Checking the Flute Pads
Many flute players, even those who are vigilant about flute maintenance, frequently forget to check on their key pads.
Flute keys can become ‘sticky’ and less responsive over time. Flute pads are highly sensitive and need to be handled with utmost care. They can be cleaned using pad papers however. It’s a practice that classical flute players engage in to keep the flute pads functioning and responsive.
The process is simple:
- Place the pad paper in between the pad and tone hole.
- Push down the key and lift the key up.
- Remove the paper.
Never try to slide the paper out while the keys are still closed. If you do this it can scratch the pad.
Dos and Don’ts of Irish Flute Maintenance
- Store your flute in a cool, dry place.
- Treat it with care.
- Inspect it on a regular basis.
- Seek professional advice if your flute is damaged.
- Never clean your flute under water. This will cause long term damage to your flute.
- Despite what popular Irish legend may claim, pouring a pint of Guinness or beer down your flute to ‘seal the cracks’ is a terrible idea. Not only is that amount of moisture bad for your flute, it will cause yeast, fungus and other bacteria to grow in your flute which will erode the wood.
- Don’t try to glue cracks yourself. You will cause lasting damage that will be hard for even a professional to undo.
Wooden Flute Maintenance Kit
By ensuring your flute is cared for correctly, you’ll gain the most from it in the long run. At McNeela Music we sell a handy flute maintenance kit to assist flute players in caring for their wooden flutes.
The kit consists of a bottle of bore oil for oiling the flute, oiling rods for access to the inner bore of the flute, cork grease and instructions. This is an essential pack for all owners of wooden flutes or wooden whistles to prevent the wood from drying out and splitting.

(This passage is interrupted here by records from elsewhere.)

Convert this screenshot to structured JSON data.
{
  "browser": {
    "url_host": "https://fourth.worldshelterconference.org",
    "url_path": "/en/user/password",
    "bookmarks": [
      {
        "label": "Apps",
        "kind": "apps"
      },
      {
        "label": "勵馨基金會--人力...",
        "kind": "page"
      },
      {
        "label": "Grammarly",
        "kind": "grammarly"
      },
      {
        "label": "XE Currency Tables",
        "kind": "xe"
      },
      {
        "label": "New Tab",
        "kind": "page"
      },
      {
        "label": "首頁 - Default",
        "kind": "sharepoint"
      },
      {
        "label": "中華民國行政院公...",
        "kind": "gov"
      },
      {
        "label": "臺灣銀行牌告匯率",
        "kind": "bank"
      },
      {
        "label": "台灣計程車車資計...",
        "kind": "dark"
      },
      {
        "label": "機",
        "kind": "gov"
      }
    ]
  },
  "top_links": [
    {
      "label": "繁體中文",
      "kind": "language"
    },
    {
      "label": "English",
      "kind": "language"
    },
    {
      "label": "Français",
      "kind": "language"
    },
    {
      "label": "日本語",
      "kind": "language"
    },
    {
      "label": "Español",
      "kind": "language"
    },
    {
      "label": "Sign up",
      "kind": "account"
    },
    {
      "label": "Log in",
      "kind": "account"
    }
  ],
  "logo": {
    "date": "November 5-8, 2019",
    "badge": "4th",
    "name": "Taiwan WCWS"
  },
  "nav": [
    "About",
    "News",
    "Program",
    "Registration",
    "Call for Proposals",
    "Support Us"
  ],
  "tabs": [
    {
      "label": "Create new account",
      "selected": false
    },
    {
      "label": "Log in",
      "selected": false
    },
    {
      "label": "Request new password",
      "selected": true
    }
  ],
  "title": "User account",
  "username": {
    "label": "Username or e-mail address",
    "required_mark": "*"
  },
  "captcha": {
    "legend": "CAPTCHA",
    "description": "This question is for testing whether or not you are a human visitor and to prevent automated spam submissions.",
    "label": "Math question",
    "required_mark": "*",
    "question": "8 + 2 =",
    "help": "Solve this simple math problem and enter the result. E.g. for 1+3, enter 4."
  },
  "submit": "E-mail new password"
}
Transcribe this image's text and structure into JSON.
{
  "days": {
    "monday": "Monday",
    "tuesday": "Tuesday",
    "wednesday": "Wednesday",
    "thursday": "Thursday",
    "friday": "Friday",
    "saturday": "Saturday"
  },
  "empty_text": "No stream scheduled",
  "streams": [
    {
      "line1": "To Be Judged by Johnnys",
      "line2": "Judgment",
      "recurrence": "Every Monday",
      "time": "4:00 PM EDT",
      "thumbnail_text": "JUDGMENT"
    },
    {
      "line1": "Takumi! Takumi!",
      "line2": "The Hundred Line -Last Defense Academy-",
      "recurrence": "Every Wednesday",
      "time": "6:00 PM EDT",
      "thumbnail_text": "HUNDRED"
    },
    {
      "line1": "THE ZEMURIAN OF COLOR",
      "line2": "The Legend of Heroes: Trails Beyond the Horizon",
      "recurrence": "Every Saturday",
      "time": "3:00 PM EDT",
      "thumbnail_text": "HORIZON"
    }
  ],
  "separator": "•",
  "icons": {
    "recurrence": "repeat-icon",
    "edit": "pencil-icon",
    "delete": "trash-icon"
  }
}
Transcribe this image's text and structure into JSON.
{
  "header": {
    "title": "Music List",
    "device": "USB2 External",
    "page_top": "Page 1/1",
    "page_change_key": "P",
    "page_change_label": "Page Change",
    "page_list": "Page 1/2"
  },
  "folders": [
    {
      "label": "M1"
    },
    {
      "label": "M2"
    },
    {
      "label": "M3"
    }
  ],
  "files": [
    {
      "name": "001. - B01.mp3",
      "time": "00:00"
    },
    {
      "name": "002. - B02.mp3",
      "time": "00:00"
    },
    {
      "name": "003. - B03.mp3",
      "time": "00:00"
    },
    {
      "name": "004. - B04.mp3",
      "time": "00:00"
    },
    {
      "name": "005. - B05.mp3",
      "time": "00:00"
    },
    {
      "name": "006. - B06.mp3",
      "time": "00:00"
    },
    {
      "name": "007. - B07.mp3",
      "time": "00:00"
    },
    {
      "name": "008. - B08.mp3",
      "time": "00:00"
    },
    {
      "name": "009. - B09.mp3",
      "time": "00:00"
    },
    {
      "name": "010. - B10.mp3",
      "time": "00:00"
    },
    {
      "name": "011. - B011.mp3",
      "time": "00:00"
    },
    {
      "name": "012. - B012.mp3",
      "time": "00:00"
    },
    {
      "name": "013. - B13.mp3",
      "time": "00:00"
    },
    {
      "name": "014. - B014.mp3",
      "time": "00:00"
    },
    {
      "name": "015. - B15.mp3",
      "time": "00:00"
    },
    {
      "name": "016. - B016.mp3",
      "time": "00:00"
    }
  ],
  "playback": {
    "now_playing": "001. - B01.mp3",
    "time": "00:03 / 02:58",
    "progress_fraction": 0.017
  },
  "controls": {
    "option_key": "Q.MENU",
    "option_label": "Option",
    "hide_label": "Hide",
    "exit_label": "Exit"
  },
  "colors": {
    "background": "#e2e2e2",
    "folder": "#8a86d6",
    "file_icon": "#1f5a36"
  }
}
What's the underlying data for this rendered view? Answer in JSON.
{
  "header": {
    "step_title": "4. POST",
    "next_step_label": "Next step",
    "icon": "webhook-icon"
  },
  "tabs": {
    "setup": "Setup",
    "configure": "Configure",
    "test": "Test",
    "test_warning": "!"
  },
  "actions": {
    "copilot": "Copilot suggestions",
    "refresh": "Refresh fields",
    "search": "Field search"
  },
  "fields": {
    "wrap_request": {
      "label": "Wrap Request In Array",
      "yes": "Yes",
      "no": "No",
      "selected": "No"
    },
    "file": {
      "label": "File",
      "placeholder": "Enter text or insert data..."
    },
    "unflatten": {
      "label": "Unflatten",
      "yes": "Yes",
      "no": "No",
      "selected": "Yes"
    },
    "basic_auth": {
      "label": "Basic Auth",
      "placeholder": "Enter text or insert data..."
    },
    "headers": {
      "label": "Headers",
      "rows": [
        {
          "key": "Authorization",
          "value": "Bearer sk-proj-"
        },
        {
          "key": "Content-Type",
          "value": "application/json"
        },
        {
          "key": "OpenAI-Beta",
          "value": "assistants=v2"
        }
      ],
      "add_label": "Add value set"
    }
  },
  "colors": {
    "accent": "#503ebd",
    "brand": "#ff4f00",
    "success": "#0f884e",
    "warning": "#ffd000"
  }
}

You can also browse our full selection of traditional Irish wooden flutes for sale, made by Paraic McNeela and other renowned Irish flute makers.